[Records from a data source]
----

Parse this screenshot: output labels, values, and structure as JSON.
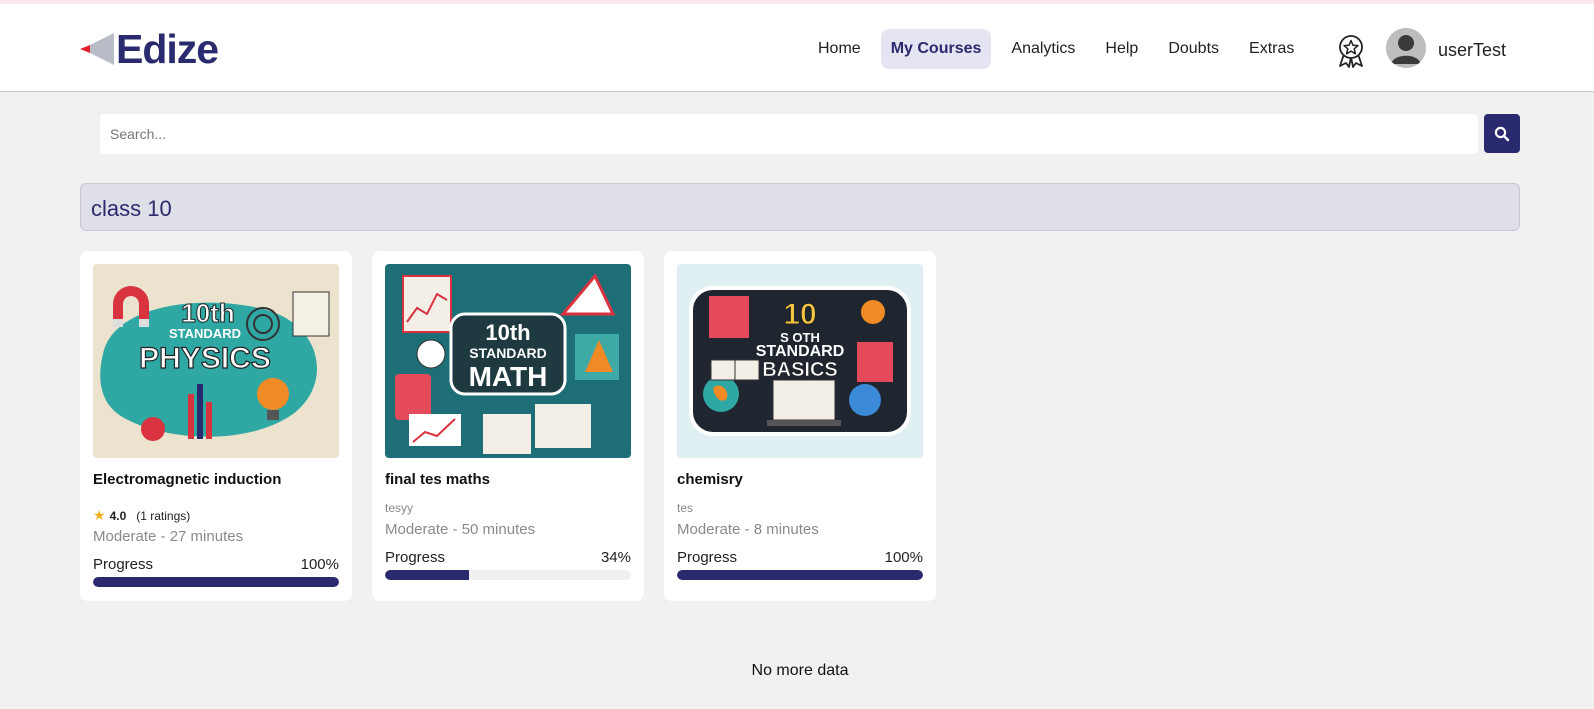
{
  "header": {
    "logo_text": "Edize",
    "nav": [
      {
        "label": "Home",
        "active": false
      },
      {
        "label": "My Courses",
        "active": true
      },
      {
        "label": "Analytics",
        "active": false
      },
      {
        "label": "Help",
        "active": false
      },
      {
        "label": "Doubts",
        "active": false
      },
      {
        "label": "Extras",
        "active": false
      }
    ],
    "achievements_icon": "award-ribbon-icon",
    "username": "userTest"
  },
  "search": {
    "placeholder": "Search...",
    "value": "",
    "button_icon": "search-icon"
  },
  "section": {
    "title": "class 10"
  },
  "courses": [
    {
      "title": "Electromagnetic induction",
      "subtitle": "",
      "rating": "4.0",
      "rating_count": "(1 ratings)",
      "meta": "Moderate - 27 minutes",
      "progress_label": "Progress",
      "progress_text": "100%",
      "progress": 1.0,
      "thumbnail_text": [
        "10th",
        "STANDARD",
        "PHYSICS"
      ]
    },
    {
      "title": "final tes maths",
      "subtitle": "tesyy",
      "meta": "Moderate - 50 minutes",
      "progress_label": "Progress",
      "progress_text": "34%",
      "progress": 0.34,
      "thumbnail_text": [
        "10th",
        "STANDARD",
        "MATH"
      ]
    },
    {
      "title": "chemisry",
      "subtitle": "tes",
      "meta": "Moderate - 8 minutes",
      "progress_label": "Progress",
      "progress_text": "100%",
      "progress": 1.0,
      "thumbnail_text": [
        "10",
        "S OTH",
        "STANDARD",
        "BASICS"
      ]
    }
  ],
  "footer": {
    "no_more": "No more data"
  },
  "colors": {
    "accent": "#2a2a6e",
    "active_nav_bg": "#e4e4f2",
    "star": "#f2b01e"
  }
}
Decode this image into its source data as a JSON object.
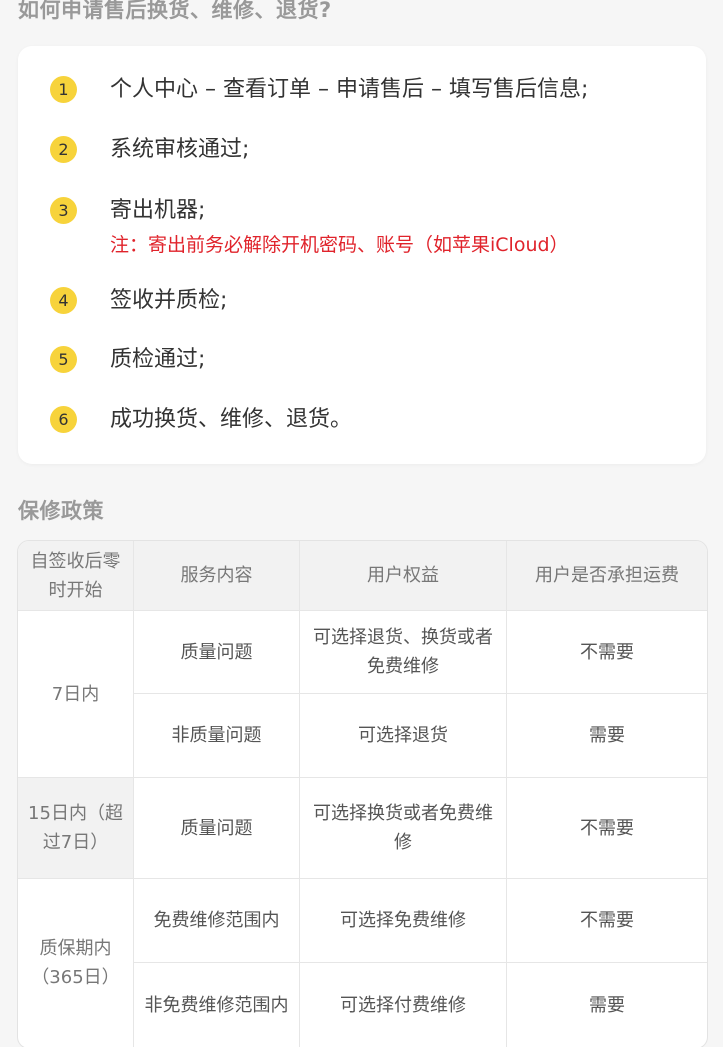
{
  "section1": {
    "title": "如何申请售后换货、维修、退货?",
    "steps": [
      {
        "num": "1",
        "text": "个人中心 – 查看订单 – 申请售后 – 填写售后信息;"
      },
      {
        "num": "2",
        "text": "系统审核通过;"
      },
      {
        "num": "3",
        "text": "寄出机器;",
        "note": "注：寄出前务必解除开机密码、账号（如苹果iCloud）"
      },
      {
        "num": "4",
        "text": "签收并质检;"
      },
      {
        "num": "5",
        "text": "质检通过;"
      },
      {
        "num": "6",
        "text": "成功换货、维修、退货。"
      }
    ]
  },
  "section2": {
    "title": "保修政策",
    "headers": [
      "自签收后零时开始",
      "服务内容",
      "用户权益",
      "用户是否承担运费"
    ],
    "groups": [
      {
        "period": "7日内",
        "rows": [
          {
            "service": "质量问题",
            "rights": "可选择退货、换货或者免费维修",
            "shipping": "不需要"
          },
          {
            "service": "非质量问题",
            "rights": "可选择退货",
            "shipping": "需要"
          }
        ]
      },
      {
        "period": "15日内（超过7日）",
        "rows": [
          {
            "service": "质量问题",
            "rights": "可选择换货或者免费维修",
            "shipping": "不需要"
          }
        ]
      },
      {
        "period": "质保期内（365日）",
        "rows": [
          {
            "service": "免费维修范围内",
            "rights": "可选择免费维修",
            "shipping": "不需要"
          },
          {
            "service": "非免费维修范围内",
            "rights": "可选择付费维修",
            "shipping": "需要"
          }
        ]
      }
    ],
    "accent_color": "#f7d33b",
    "note_color": "#e0232b"
  }
}
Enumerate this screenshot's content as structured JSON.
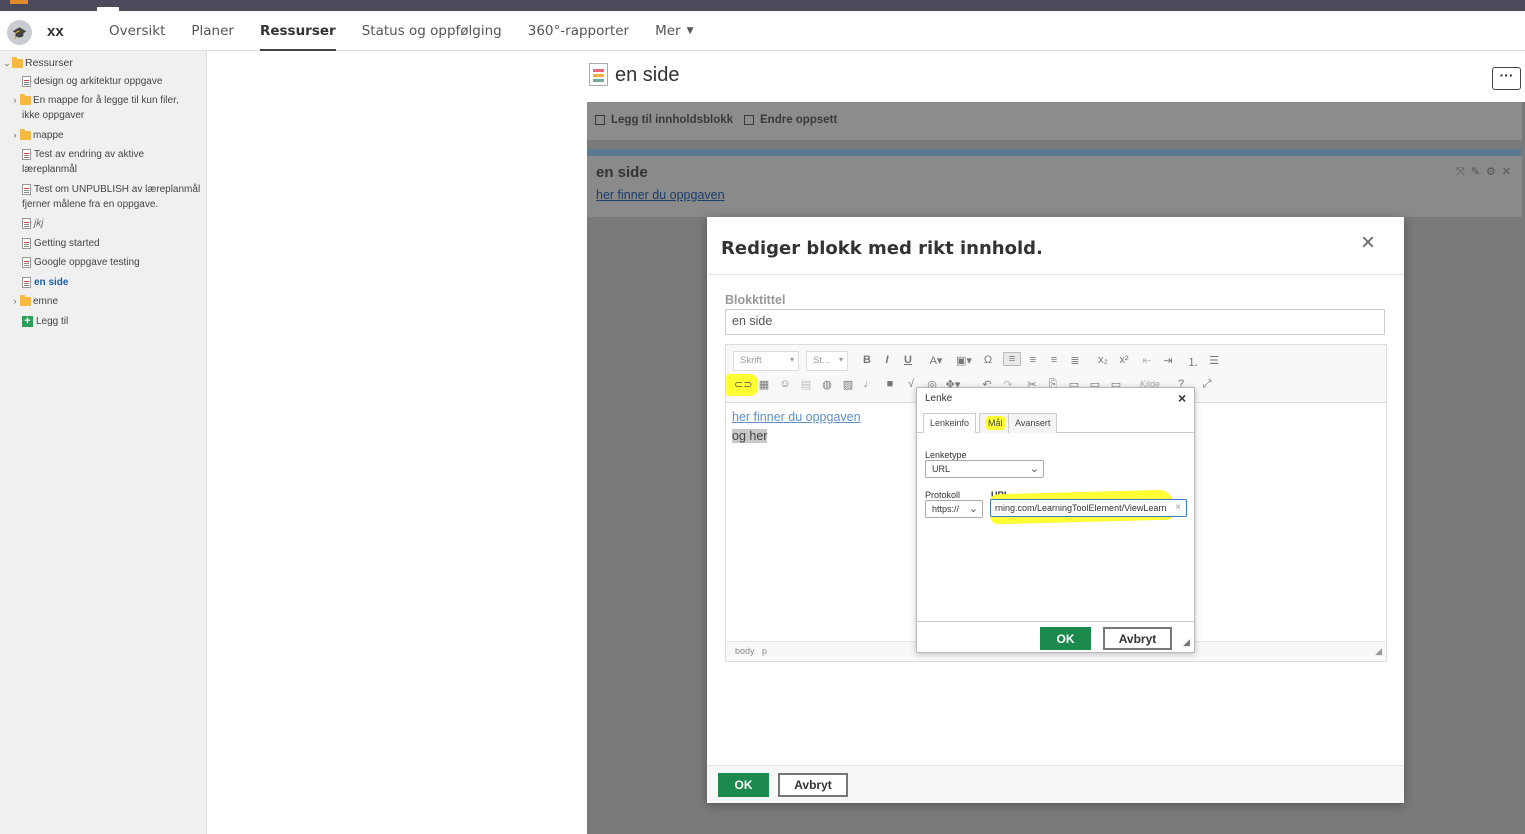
{
  "header": {
    "course_name": "xx",
    "nav": [
      "Oversikt",
      "Planer",
      "Ressurser",
      "Status og oppfølging",
      "360°-rapporter",
      "Mer"
    ]
  },
  "sidebar": {
    "root": "Ressurser",
    "items": [
      {
        "label": "design og arkitektur oppgave",
        "type": "doc"
      },
      {
        "label": "En mappe for å legge til kun filer,",
        "label2": "ikke oppgaver",
        "type": "folder"
      },
      {
        "label": "mappe",
        "type": "folder"
      },
      {
        "label": "Test av endring av aktive",
        "label2": "læreplanmål",
        "type": "doc"
      },
      {
        "label": "Test om UNPUBLISH av læreplanmål",
        "label2": "fjerner målene fra en oppgave.",
        "type": "doc"
      },
      {
        "label": "jkj",
        "type": "doc"
      },
      {
        "label": "Getting started",
        "type": "doc"
      },
      {
        "label": "Google oppgave testing",
        "type": "doc"
      },
      {
        "label": "en side",
        "type": "doc"
      },
      {
        "label": "emne",
        "type": "folder"
      }
    ],
    "add_label": "Legg til"
  },
  "page": {
    "title": "en side",
    "more_label": "···",
    "toolbar": {
      "add_block": "Legg til innholdsblokk",
      "change_layout": "Endre oppsett"
    },
    "block": {
      "title": "en side",
      "link": "her finner du oppgaven"
    }
  },
  "modal": {
    "title": "Rediger blokk med rikt innhold.",
    "close": "×",
    "field_label": "Blokktittel",
    "field_value": "en side",
    "editor": {
      "font_combo": "Skrift",
      "style_combo": "St...",
      "source_label": "Kilde",
      "content_link": "her finner du oppgaven",
      "content_text": "og her",
      "path": [
        "body",
        "p"
      ]
    },
    "ok": "OK",
    "cancel": "Avbryt"
  },
  "link_dialog": {
    "title": "Lenke",
    "close": "×",
    "tabs": [
      "Lenkeinfo",
      "Mål",
      "Avansert"
    ],
    "link_type_label": "Lenketype",
    "link_type_value": "URL",
    "protocol_label": "Protokoll",
    "protocol_value": "https://",
    "url_label": "URL",
    "url_value": "rning.com/LearningToolElement/ViewLearn",
    "ok": "OK",
    "cancel": "Avbryt"
  },
  "colors": {
    "highlight": "#ffff33",
    "ok_green": "#1b8a4c",
    "link_blue": "#1a5fa8",
    "overlay": "#7a7a7a"
  }
}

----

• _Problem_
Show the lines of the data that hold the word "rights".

• _Result below_
            "rights": "可选择退货、换货或者免费维修",
            "rights": "可选择退货",
            "rights": "可选择换货或者免费维修",
            "rights": "可选择免费维修",
            "rights": "可选择付费维修",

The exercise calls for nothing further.